21 January 2021

#DrawnToGeoscience: Cosmic Bodies and Medical Art

Posted by Shane Hanlon

#DrawnToGeoscience is a series of posts by artists who draw about science and explain their process and inspiration while also showcasing their pieces. Learn more about contributing. This week, Karli Mogen.

Throughout my life I have been drawn to both science and art. Animals, plants, and rocks interested me greatly as a young kid, and in high school I became intrigued by internal human anatomy, particularly hearts, brains, and skulls (to match the emo and metal music I listened to, of course). All the while, I have been drawing since I could hold a pencil and depicted anything I found remotely interesting. Animals, mermaids, people, mythological creatures, bones and plants can all be found in my stacks of early sketchbooks.

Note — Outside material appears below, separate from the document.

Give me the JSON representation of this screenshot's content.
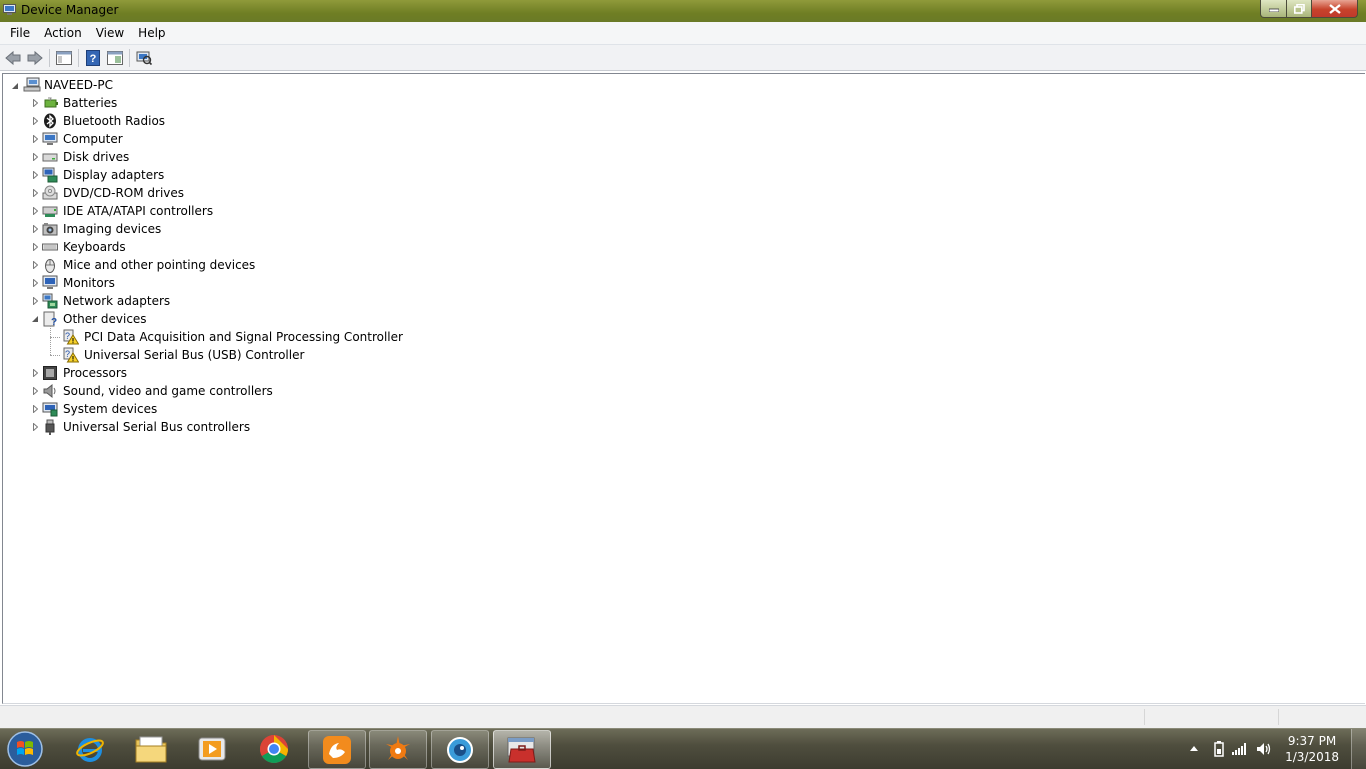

Entering undergrad, my passion for creating led me towards a Bachelor’s in Fine Arts with a concentration in Drawing (and, like many artists, the math requirements of STEM programs had me shaking in my combat boots). Towards the end of my BFA degree I stumbled upon the field of medical art and, with a vast interest in human anatomy and physiology, I pursued a Master’s of Science in Medical Art.

As a freelance artist I work both inside and outside of the medical art sphere. At this point, I have my hands in quite a few creative avenues, but for my personal work I find that I keep coming back to traditional media depictions juxtaposing human anatomy, cosmic imagery and botanical subjects: anatomy as representative of mortality, fragility, and the general human presence as a whole, plants as literal representations of the environment, and cosmic imagery to place the viewer in a big picture mindset. The cosmic side says, “we are specs of dust in the vastness of space,” yet the plant and anatomy aspects remind the viewer of our impact in the present. Generally, I am inspired by environmentalism, anatomy, biology, psychology, and spirituality.

Rising. Credit: Karli Mogen, 2020

For these pieces, I am inspired by the eternal contradiction of humankind as simultaneously important and insignificant in the broader scheme of existence. Important, in that each action or inaction matters. From pollution and climate change to over-consumption and species extinctions, our impact is irrefutable. Insignificant, in that 1,000 years is a blink of an eye to this planet and whether we thrive, survive, or perish as a species is of little to no consequence in the long term survival of the Earth. It will continue to attempt its own homeostasis, whether we are involved or not.

While I do also work with digital media, each of these images is made in the real world on mixed media paper. “Rising” and “Root Cause” are both made with watercolors, watercolor pencils and black and white ink pens (Root Cause being on a tan toned paper). “Floral Heart” is actually made using home-made watercolor paints from crushed up natural sources like beet juice, spinach, fire bush flowers, butterfly pea flower, charcoal, ashes, dirt, turmeric, and coffee. “Root Cause” and “Floral Heart” are both on 9 x 12 inch paper, while “Rising” is on 24 x 36 inch paper.

Root Cause. Credit: Karli Mogen, 2019

Karli Mogen is an artist, designer, and illustrator. Find more of her work on her website, on Redbubble, and follow her on Instagram and Twitter

Floral Heart. Credit: Karli Mogen, 2020